The Shinkansen (translation: new trunk line) is the name of Japan's sophisticated, high-speed, mass-transit series of electric trains. Between its introduction and today, it has carried over 10 billion passengers across the country in comfort, safety and most notably at incredibly high speed. In fact, the current series of Shinkansen achieve up to 320 km/h on their daily routes. The Shinkansen is both an exiting way to explore Japan as well as a great opportunity to experience what is irrefutably mankind's most advanced and efficient forms of mass transportation.
[Mount Fuji viewed from the Shinkansen]
The Shinkansen program began ambitiously. One goal from the outset was to impress the visiting nations of the world during the 1964 Tokyo Olympics. Its debut was a harbinger to its future of unrivaled punctuality as the train was introduced on the first of October in 1964...ten days before the start of the games. However, this wouldn't have been possible without the contributions of many brilliant people including Tadanao Miki (the aircraft designer who envisioned the train's sleek body) and Tadashi Matsudaira. Matsudaira was the engineer who ingeniously solved the high speed train's stability issues. Before the Shinkansen, trains would suffer from what's referred to as "hunting motion". The hunting motion is the horizontal motion of the trains wheels between the rails. He solved the problem by designing a combination spring that utilized both an air suspension (to control vertical oscillations) and coil springs which controlled horizontal movements. This breakthrough, along with fastidious maintenance, provided the means to create the revolutionary mass-transit system that the country continues to enjoy today. The Shinkansen is also an unparalleled system of safe transport. In over fifty years there hasn't been a fatality to a passenger on the train and their efficiency has set the world standard.
[A photo of the Shinkansen's aircraft-like interior]
[Photo of the interior and an advertisement inside a Shinkansen train]
The experience of riding the Shinkansen is unlike any other train service in the world. Expect the trains to be exactly on schedule. In fact, the annual average for tardy Shinkansen trains is 54 seconds. There is ample storage space either above passenger seating or between the rail cars for luggage. Restrooms and even designated smoking areas are standard fare. Depending on the trip, meals are provided, however it's best to purchase a meal in a train station or outside location as the on-train options are limited. A window seat will enable the opportunity to view the scenery and the ride is quiet enough to enjoy a book or media (with headphones). Proper passenger etiquette dictates being considerate to other riders and any form of obtrusive noise or behavior is prohibited.
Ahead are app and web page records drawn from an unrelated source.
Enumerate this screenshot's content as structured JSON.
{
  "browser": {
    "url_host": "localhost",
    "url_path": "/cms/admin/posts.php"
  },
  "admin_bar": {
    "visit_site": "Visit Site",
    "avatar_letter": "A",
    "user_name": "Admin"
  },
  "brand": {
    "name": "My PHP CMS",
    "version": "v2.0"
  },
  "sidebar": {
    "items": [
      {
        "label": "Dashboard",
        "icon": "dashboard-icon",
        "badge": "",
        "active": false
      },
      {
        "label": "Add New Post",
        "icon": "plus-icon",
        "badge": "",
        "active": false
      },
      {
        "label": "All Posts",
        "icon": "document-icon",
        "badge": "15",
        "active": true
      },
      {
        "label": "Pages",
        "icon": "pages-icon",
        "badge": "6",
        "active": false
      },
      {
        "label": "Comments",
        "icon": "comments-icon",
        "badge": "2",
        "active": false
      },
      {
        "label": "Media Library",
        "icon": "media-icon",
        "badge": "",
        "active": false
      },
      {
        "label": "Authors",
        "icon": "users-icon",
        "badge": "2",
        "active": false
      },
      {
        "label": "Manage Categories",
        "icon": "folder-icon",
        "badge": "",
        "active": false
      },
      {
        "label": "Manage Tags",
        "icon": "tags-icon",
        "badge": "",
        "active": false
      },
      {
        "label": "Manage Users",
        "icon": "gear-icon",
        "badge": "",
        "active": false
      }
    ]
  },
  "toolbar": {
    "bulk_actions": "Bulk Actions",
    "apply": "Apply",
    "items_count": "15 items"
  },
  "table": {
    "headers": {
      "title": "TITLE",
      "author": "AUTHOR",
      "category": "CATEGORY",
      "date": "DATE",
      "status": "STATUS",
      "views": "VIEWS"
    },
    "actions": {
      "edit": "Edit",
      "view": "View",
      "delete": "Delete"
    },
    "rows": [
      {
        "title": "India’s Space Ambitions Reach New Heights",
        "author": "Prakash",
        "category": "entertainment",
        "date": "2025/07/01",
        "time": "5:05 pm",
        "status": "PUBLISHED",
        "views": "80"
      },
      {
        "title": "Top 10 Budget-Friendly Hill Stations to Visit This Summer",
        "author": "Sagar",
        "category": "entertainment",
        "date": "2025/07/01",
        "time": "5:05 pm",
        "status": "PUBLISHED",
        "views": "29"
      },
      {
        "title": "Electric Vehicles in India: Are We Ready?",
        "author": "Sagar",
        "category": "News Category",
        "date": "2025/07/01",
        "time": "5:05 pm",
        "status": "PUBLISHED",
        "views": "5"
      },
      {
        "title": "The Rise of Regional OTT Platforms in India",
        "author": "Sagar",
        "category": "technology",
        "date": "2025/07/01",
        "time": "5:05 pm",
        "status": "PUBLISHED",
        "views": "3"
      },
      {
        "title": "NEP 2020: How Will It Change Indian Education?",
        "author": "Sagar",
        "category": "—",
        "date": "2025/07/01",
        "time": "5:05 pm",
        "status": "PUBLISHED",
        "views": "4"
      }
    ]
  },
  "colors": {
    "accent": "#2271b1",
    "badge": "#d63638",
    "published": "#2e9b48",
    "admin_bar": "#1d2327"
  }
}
[A landscape view from inside the Shinkansen]
When using the Shinkansen it's important to closely observe the arrival and departure times as they are key to the train's efficiency. If necessary, allow an additional allotment of time to navigate the stations and consider time spent finding the optimum route and/or asking for assistance. Each station has offices dedicated to providing customers with tickets and route information/times/etc. If eligible, purchase a JR (Japan Rail) Pass in advance*. The cost varies, but they are available in seven, fourteen and twenty-one day intervals. Depending on one's itinerary, this can be more cost effective than purchasing each trip individually. Also consider the other options as well. Other options include local or rapid transit trains, buses and even flights. Train tickets can always be purchased individually, but a JR Pass offers the flexibility of utilizing numerous trains and even some buses**.
Enjoy the elegance of the technologically fascinating Shinkansen trains while visiting Japan. The future holds even greater potential as evident by the (now testing) Limear Chou Maglev train. Magnetic levitation will indeed be the next evolution of Japan's Shinkansen. Currently, the Linear Chou Maglev train is reaching speeds of up to 500 km/h and can be viewed by visitors at its testing facility in Yamanashi prefecture. It will undoubtedly continue Japan's long and continued story of excellence in mobility.
*Eligibility and current pricing for the JR Pass can be found atwww.japanrailpass.net/
**The JR Pass excludes the Nozomi and Mizuho trains.
※This article was published in November 2016.※